======== DATA FOR REVIEW ========

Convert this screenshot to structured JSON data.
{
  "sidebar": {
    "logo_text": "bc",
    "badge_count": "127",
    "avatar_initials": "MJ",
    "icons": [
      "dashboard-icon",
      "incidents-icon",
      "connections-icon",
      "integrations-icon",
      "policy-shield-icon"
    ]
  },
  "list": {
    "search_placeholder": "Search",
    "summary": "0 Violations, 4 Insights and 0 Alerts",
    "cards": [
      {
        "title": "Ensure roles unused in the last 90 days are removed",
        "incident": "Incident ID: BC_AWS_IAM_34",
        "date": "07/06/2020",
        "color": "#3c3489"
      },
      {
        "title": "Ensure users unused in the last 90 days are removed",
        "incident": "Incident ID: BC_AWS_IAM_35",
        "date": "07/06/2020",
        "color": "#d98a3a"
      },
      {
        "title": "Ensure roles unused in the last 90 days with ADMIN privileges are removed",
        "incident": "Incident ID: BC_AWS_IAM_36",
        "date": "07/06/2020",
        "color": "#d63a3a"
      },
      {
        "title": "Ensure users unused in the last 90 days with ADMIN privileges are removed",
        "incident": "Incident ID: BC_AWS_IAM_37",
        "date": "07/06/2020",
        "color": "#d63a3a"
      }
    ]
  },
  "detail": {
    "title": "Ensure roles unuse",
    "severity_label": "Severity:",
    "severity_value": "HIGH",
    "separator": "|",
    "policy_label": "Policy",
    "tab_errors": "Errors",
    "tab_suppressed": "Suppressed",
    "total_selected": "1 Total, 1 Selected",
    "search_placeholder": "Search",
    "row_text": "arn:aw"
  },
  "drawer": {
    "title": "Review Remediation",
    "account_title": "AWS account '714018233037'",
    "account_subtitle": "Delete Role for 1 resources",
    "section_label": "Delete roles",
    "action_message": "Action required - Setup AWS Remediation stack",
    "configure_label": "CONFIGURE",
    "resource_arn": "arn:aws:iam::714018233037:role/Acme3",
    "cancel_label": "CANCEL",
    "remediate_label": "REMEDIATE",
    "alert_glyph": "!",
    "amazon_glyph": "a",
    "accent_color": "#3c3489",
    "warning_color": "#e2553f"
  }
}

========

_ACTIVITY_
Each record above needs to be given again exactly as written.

_TASK ANSWER_
Convert this screenshot to structured JSON data.
{
  "sidebar": {
    "logo_text": "bc",
    "badge_count": "127",
    "avatar_initials": "MJ",
    "icons": [
      "dashboard-icon",
      "incidents-icon",
      "connections-icon",
      "integrations-icon",
      "policy-shield-icon"
    ]
  },
  "list": {
    "search_placeholder": "Search",
    "summary": "0 Violations, 4 Insights and 0 Alerts",
    "cards": [
      {
        "title": "Ensure roles unused in the last 90 days are removed",
        "incident": "Incident ID: BC_AWS_IAM_34",
        "date": "07/06/2020",
        "color": "#3c3489"
      },
      {
        "title": "Ensure users unused in the last 90 days are removed",
        "incident": "Incident ID: BC_AWS_IAM_35",
        "date": "07/06/2020",
        "color": "#d98a3a"
      },
      {
        "title": "Ensure roles unused in the last 90 days with ADMIN privileges are removed",
        "incident": "Incident ID: BC_AWS_IAM_36",
        "date": "07/06/2020",
        "color": "#d63a3a"
      },
      {
        "title": "Ensure users unused in the last 90 days with ADMIN privileges are removed",
        "incident": "Incident ID: BC_AWS_IAM_37",
        "date": "07/06/2020",
        "color": "#d63a3a"
      }
    ]
  },
  "detail": {
    "title": "Ensure roles unuse",
    "severity_label": "Severity:",
    "severity_value": "HIGH",
    "separator": "|",
    "policy_label": "Policy",
    "tab_errors": "Errors",
    "tab_suppressed": "Suppressed",
    "total_selected": "1 Total, 1 Selected",
    "search_placeholder": "Search",
    "row_text": "arn:aw"
  },
  "drawer": {
    "title": "Review Remediation",
    "account_title": "AWS account '714018233037'",
    "account_subtitle": "Delete Role for 1 resources",
    "section_label": "Delete roles",
    "action_message": "Action required - Setup AWS Remediation stack",
    "configure_label": "CONFIGURE",
    "resource_arn": "arn:aws:iam::714018233037:role/Acme3",
    "cancel_label": "CANCEL",
    "remediate_label": "REMEDIATE",
    "alert_glyph": "!",
    "amazon_glyph": "a",
    "accent_color": "#3c3489",
    "warning_color": "#e2553f"
  }
}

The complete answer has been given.